(Extracted records)

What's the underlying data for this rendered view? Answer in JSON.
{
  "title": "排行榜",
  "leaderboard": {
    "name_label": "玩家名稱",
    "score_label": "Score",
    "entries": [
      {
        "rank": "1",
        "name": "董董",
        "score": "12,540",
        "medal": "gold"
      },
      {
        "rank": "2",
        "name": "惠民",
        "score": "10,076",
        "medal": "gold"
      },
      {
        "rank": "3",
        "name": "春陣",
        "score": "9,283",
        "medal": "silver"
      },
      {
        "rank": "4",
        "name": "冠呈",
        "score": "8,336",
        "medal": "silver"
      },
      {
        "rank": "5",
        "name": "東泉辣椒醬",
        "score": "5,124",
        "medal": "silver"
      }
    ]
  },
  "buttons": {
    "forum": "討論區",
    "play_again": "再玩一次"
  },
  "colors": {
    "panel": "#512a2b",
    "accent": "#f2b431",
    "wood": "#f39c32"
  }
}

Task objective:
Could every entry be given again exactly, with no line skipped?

Result for this task:
What's the underlying data for this rendered view? Answer in JSON.
{
  "title": "排行榜",
  "leaderboard": {
    "name_label": "玩家名稱",
    "score_label": "Score",
    "entries": [
      {
        "rank": "1",
        "name": "董董",
        "score": "12,540",
        "medal": "gold"
      },
      {
        "rank": "2",
        "name": "惠民",
        "score": "10,076",
        "medal": "gold"
      },
      {
        "rank": "3",
        "name": "春陣",
        "score": "9,283",
        "medal": "silver"
      },
      {
        "rank": "4",
        "name": "冠呈",
        "score": "8,336",
        "medal": "silver"
      },
      {
        "rank": "5",
        "name": "東泉辣椒醬",
        "score": "5,124",
        "medal": "silver"
      }
    ]
  },
  "buttons": {
    "forum": "討論區",
    "play_again": "再玩一次"
  },
  "colors": {
    "panel": "#512a2b",
    "accent": "#f2b431",
    "wood": "#f39c32"
  }
}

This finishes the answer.